Evoking the New City investigates urban space and the meaning of ‘the new’ in Milan from the end of World War II and through the ‘economic miracle’, a period full of both breaks and continuities. Budzynski sheds light on issues of memory and modernity, image and space, architecture and representation. The transformational possibilities of the North Italian metropolis were palpably present in post-war Milan: architects looked to the future, projecting an ideal city onto the pre-existing one that had been heavily damaged during World War II, while also looking back at modern architecture’s relatively young tradition in Italy, simultaneously reordering its narratives. Concentrating on three major elements of the new city – skyscrapers, housing and city planning – this study approaches Milan as an ideal city of the postwar period, as seen through architecture, fi lm and print media.

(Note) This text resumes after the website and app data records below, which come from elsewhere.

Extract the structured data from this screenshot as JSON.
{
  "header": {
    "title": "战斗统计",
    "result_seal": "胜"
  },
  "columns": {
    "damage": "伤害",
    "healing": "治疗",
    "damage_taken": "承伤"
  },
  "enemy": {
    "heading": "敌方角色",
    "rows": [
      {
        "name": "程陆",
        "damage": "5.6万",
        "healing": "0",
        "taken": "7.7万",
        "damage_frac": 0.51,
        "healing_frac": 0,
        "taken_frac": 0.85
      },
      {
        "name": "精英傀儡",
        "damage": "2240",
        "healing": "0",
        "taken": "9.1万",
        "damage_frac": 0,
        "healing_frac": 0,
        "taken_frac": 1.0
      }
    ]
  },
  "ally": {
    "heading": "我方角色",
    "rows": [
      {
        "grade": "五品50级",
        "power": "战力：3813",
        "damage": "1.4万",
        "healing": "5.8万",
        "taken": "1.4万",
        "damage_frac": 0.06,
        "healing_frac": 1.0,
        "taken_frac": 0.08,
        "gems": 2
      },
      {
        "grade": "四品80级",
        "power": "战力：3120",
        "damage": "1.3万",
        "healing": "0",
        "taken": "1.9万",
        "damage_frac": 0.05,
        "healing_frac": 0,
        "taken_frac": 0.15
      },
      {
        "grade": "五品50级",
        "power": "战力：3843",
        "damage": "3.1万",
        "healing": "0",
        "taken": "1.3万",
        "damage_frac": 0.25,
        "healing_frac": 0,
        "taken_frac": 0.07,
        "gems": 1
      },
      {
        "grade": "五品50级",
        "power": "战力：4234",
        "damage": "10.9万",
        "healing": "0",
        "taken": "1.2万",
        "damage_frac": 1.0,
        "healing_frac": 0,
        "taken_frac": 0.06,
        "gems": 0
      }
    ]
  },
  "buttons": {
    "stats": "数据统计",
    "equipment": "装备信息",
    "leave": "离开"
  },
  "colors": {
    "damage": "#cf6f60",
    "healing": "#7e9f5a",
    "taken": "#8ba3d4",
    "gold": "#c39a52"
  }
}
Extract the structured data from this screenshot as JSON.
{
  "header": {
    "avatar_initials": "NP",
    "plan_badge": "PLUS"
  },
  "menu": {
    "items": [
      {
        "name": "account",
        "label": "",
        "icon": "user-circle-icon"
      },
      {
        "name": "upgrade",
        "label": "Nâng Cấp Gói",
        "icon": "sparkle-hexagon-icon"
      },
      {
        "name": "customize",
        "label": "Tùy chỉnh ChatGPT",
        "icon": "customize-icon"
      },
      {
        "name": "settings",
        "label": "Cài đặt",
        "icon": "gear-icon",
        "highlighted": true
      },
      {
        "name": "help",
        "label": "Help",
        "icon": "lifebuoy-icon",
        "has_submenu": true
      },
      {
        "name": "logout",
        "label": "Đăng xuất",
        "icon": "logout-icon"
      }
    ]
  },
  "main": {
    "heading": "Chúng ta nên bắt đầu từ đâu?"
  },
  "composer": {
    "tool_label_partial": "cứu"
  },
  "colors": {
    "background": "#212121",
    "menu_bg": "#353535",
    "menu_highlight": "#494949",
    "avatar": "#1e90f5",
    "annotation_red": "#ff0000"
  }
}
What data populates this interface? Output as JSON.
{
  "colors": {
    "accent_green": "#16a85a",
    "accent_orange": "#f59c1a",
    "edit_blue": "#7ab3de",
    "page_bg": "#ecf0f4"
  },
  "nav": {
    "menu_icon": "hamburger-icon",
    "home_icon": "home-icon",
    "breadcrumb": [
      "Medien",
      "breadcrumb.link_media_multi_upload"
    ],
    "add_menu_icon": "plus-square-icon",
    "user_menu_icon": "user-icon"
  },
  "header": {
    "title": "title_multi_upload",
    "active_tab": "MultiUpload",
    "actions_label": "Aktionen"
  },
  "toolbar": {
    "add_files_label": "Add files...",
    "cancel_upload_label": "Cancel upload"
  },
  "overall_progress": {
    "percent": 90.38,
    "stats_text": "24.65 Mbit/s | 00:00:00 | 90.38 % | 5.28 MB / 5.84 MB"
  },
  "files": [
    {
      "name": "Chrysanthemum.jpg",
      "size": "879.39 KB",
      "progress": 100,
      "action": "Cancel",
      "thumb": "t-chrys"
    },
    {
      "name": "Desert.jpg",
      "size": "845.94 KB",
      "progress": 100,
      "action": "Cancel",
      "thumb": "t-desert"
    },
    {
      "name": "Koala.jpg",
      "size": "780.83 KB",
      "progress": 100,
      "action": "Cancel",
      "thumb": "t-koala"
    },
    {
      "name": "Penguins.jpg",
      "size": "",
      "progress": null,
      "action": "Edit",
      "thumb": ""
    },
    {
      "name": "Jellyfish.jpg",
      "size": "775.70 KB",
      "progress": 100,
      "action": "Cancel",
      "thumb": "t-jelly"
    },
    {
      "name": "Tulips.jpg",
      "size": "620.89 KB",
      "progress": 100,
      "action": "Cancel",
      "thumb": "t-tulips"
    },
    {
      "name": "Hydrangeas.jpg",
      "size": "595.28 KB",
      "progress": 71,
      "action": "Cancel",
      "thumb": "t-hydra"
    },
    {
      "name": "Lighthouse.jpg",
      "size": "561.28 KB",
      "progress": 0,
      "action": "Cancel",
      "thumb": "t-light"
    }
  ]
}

Scott Joseph Budzynski received a PhD in art history and criticism from Stony Brook University and now lives between Berlin and Savannah, USA. He specializes in modern and contemporary art and architecture with an interest in the wider interdisciplinary nature and history of cities. His current writing concentrates on the themes of memory, modernity and representation in urban spaces in post-war Europe. He is currently professor of art history at the Savannah College of Art and Design.